Hurricane Iota closing in on storm-battered Central America
This RAMMB/CIRA satellite image shows Hurricane Iota on November 16, 2020 as it approaches Central America. AFP
Hurricane Iota is forecast to strengthen to an "extremely dangerous" Category Four by the time it makes landfall in Central America on Monday, the US National Hurricane Center warned, two weeks after powerful storm Eta devastated much of the region and left more than 200 people dead or missing.
Iota strengthened to a Category Two out of five on the Saffir-Simpson wind strength scale Sunday as it tracked westward over the Caribbean towards the Nicaragua-Honduras border.
Maximum sustained winds are near 100 miles (155 kilometers) per hour with higher gusts. "Rapid strengthening is expected during the next 24 hours, and Iota is forecast to be an extremely dangerous category 4 hurricane when it approaches Central America," the Miami-based NHC said.
Moving slowly over the southwestern Caribbean Sea, the hurricane was forecast to pass near or over the tiny Colombian island of Providencia late Sunday and hit northeastern Nicaragua and eastern Honduras late Monday.
The NHC forecast "potentially catastrophic winds, a life-threatening storm surge and extreme rainfall" for Central America as Iota became the year's 13th hurricane.
Honduras, Guatemala and Nicaragua announced evacuations Friday, even as the region was still reeling from the devastation inflicted by Eta. In the Nicaraguan coastal city of Bilwi, residents were desperately trying to secure the roofs of flimsy wooden homes with the same zinc sheets ripped off by Eta.
Many people were wrapping their belongings in plastic bags to protect them from the coming rains. "We are worried, nervous. Psychologically we are not doing well, because losing our things and starting over is not easy. Some of us have old little houses and we risk losing everything," Silvania Zamora told AFP.
Authorities have ordered people to leave the area, but many are refusing to leave out of fear of catching Covid-19. "Some of us prefer to stay and die in our homes. There has never been a repeat hurricane in such a short time, but what can we do against the force of God and nature," Zamora said.
Eta's heavy rains burst river banks and triggered landslides as far north as Chiapas, Mexico. Initial estimates show "some 80,000 families are going to be at risk," said Guillermo Gonzalez, head of Nicaragua's disaster response agency Sinapred.

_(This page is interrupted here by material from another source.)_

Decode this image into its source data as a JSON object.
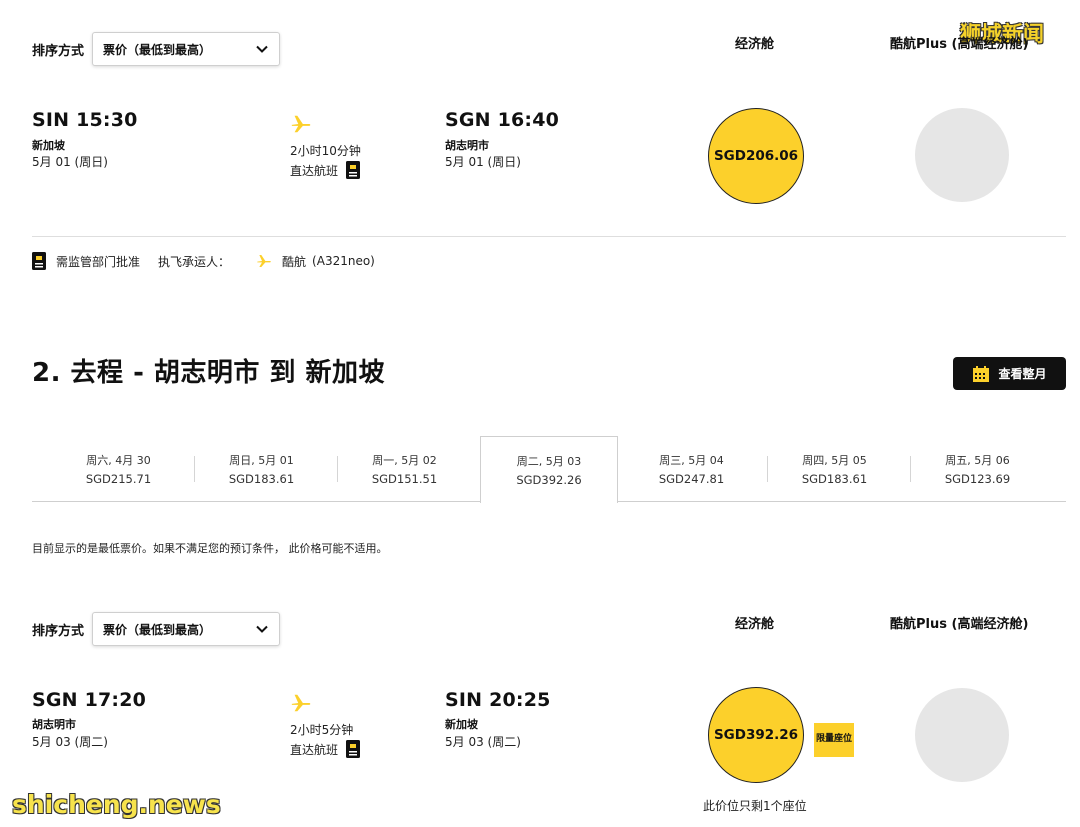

Evacuations were underway in communities along the border with Honduras, he said. Authorities on Friday sent boats to evacuate the community in Cabo Gracias a Dios, where the Coco River flows into the Caribbean along the "Mosquito Coast."
The NHC warned that Iota would deposit as much as 16 inches (40 centimeters) of rain on Honduras, northern Nicaragua, eastern Guatemala and southern Belize, with isolated totals of up to 30 inches.
Authorities in Honduras on Friday ordered police and the army to evacuate the area of San Pedro Sula -- the country's second city and industrial capital, located 110 miles north of Tegucigalpa.
Eta hit that area hard: About 40,000 people are still in shelters across the country. The government also ordered water released from Honduras's main hydroelectric dam, due to danger of it overflowing from Iota's rains.
Guatemala's disaster management agency CONRED, meanwhile, called on residents in the north and northeast to voluntarily evacuate. Eta hit the Caribbean coast of Nicaragua as a Category Four storm, one of the strongest November storms ever recorded.
Warmer seas caused by climate change are making hurricanes stronger for longer after landfall, scientists say. This year's hurricane season has seen a record 30 named tropical storms across the Caribbean, Central America and the southeastern US.